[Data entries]
··········
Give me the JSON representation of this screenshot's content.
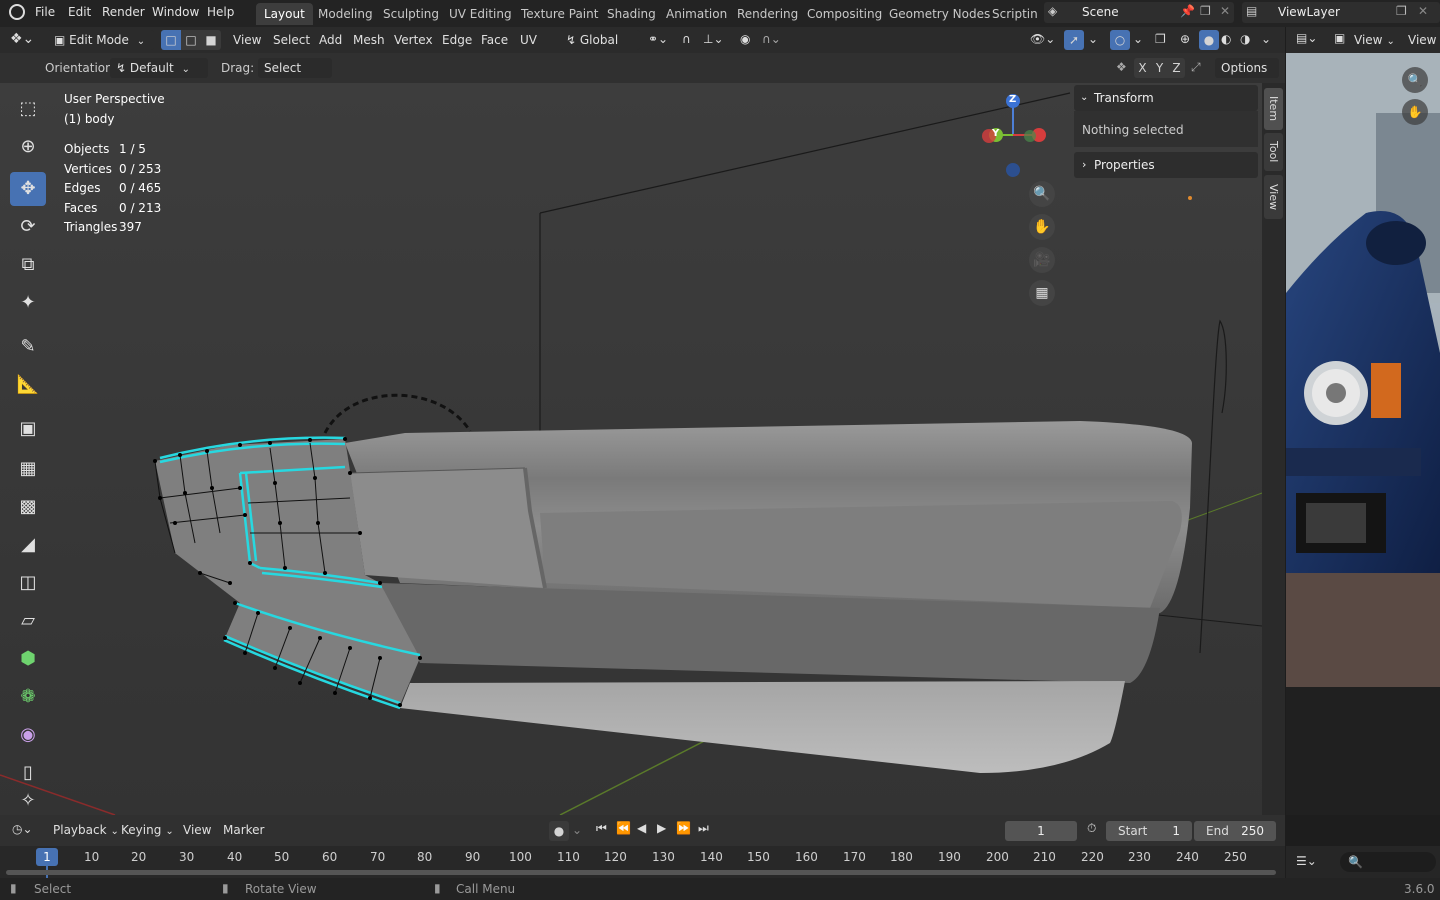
{
  "app": {
    "menu": [
      "File",
      "Edit",
      "Render",
      "Window",
      "Help"
    ],
    "workspaces": [
      "Layout",
      "Modeling",
      "Sculpting",
      "UV Editing",
      "Texture Paint",
      "Shading",
      "Animation",
      "Rendering",
      "Compositing",
      "Geometry Nodes",
      "Scripting"
    ],
    "active_workspace": "Layout",
    "scene": "Scene",
    "view_layer": "ViewLayer"
  },
  "header": {
    "mode": "Edit Mode",
    "menus": [
      "View",
      "Select",
      "Add",
      "Mesh",
      "Vertex",
      "Edge",
      "Face",
      "UV"
    ],
    "transform_orientation": "Global",
    "orientation_label": "Orientation:",
    "orientation_value": "Default",
    "drag_label": "Drag:",
    "drag_value": "Select Box",
    "axes": [
      "X",
      "Y",
      "Z"
    ],
    "options": "Options"
  },
  "viewport": {
    "perspective": "User Perspective",
    "object": "(1) body",
    "stats": [
      {
        "label": "Objects",
        "value": "1 / 5"
      },
      {
        "label": "Vertices",
        "value": "0 / 253"
      },
      {
        "label": "Edges",
        "value": "0 / 465"
      },
      {
        "label": "Faces",
        "value": "0 / 213"
      },
      {
        "label": "Triangles",
        "value": "397"
      }
    ],
    "gizmo": {
      "z": "Z",
      "y": "Y"
    }
  },
  "sidebar": {
    "transform": "Transform",
    "nothing_selected": "Nothing selected",
    "properties": "Properties",
    "tabs": [
      "Item",
      "Tool",
      "View"
    ]
  },
  "image_editor": {
    "view": "View",
    "view2": "View"
  },
  "timeline": {
    "menus": [
      "Playback",
      "Keying",
      "View",
      "Marker"
    ],
    "current_frame": "1",
    "start_label": "Start",
    "start": "1",
    "end_label": "End",
    "end": "250",
    "ruler": [
      "1",
      "10",
      "20",
      "30",
      "40",
      "50",
      "60",
      "70",
      "80",
      "90",
      "100",
      "110",
      "120",
      "130",
      "140",
      "150",
      "160",
      "170",
      "180",
      "190",
      "200",
      "210",
      "220",
      "230",
      "240",
      "250"
    ]
  },
  "status": {
    "left": "Select",
    "middle": "Rotate View",
    "right": "Call Menu",
    "version": "3.6.0"
  }
}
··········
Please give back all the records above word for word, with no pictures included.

Give me the JSON representation of this screenshot's content.
{
  "app": {
    "menu": [
      "File",
      "Edit",
      "Render",
      "Window",
      "Help"
    ],
    "workspaces": [
      "Layout",
      "Modeling",
      "Sculpting",
      "UV Editing",
      "Texture Paint",
      "Shading",
      "Animation",
      "Rendering",
      "Compositing",
      "Geometry Nodes",
      "Scripting"
    ],
    "active_workspace": "Layout",
    "scene": "Scene",
    "view_layer": "ViewLayer"
  },
  "header": {
    "mode": "Edit Mode",
    "menus": [
      "View",
      "Select",
      "Add",
      "Mesh",
      "Vertex",
      "Edge",
      "Face",
      "UV"
    ],
    "transform_orientation": "Global",
    "orientation_label": "Orientation:",
    "orientation_value": "Default",
    "drag_label": "Drag:",
    "drag_value": "Select Box",
    "axes": [
      "X",
      "Y",
      "Z"
    ],
    "options": "Options"
  },
  "viewport": {
    "perspective": "User Perspective",
    "object": "(1) body",
    "stats": [
      {
        "label": "Objects",
        "value": "1 / 5"
      },
      {
        "label": "Vertices",
        "value": "0 / 253"
      },
      {
        "label": "Edges",
        "value": "0 / 465"
      },
      {
        "label": "Faces",
        "value": "0 / 213"
      },
      {
        "label": "Triangles",
        "value": "397"
      }
    ],
    "gizmo": {
      "z": "Z",
      "y": "Y"
    }
  },
  "sidebar": {
    "transform": "Transform",
    "nothing_selected": "Nothing selected",
    "properties": "Properties",
    "tabs": [
      "Item",
      "Tool",
      "View"
    ]
  },
  "image_editor": {
    "view": "View",
    "view2": "View"
  },
  "timeline": {
    "menus": [
      "Playback",
      "Keying",
      "View",
      "Marker"
    ],
    "current_frame": "1",
    "start_label": "Start",
    "start": "1",
    "end_label": "End",
    "end": "250",
    "ruler": [
      "1",
      "10",
      "20",
      "30",
      "40",
      "50",
      "60",
      "70",
      "80",
      "90",
      "100",
      "110",
      "120",
      "130",
      "140",
      "150",
      "160",
      "170",
      "180",
      "190",
      "200",
      "210",
      "220",
      "230",
      "240",
      "250"
    ]
  },
  "status": {
    "left": "Select",
    "middle": "Rotate View",
    "right": "Call Menu",
    "version": "3.6.0"
  }
}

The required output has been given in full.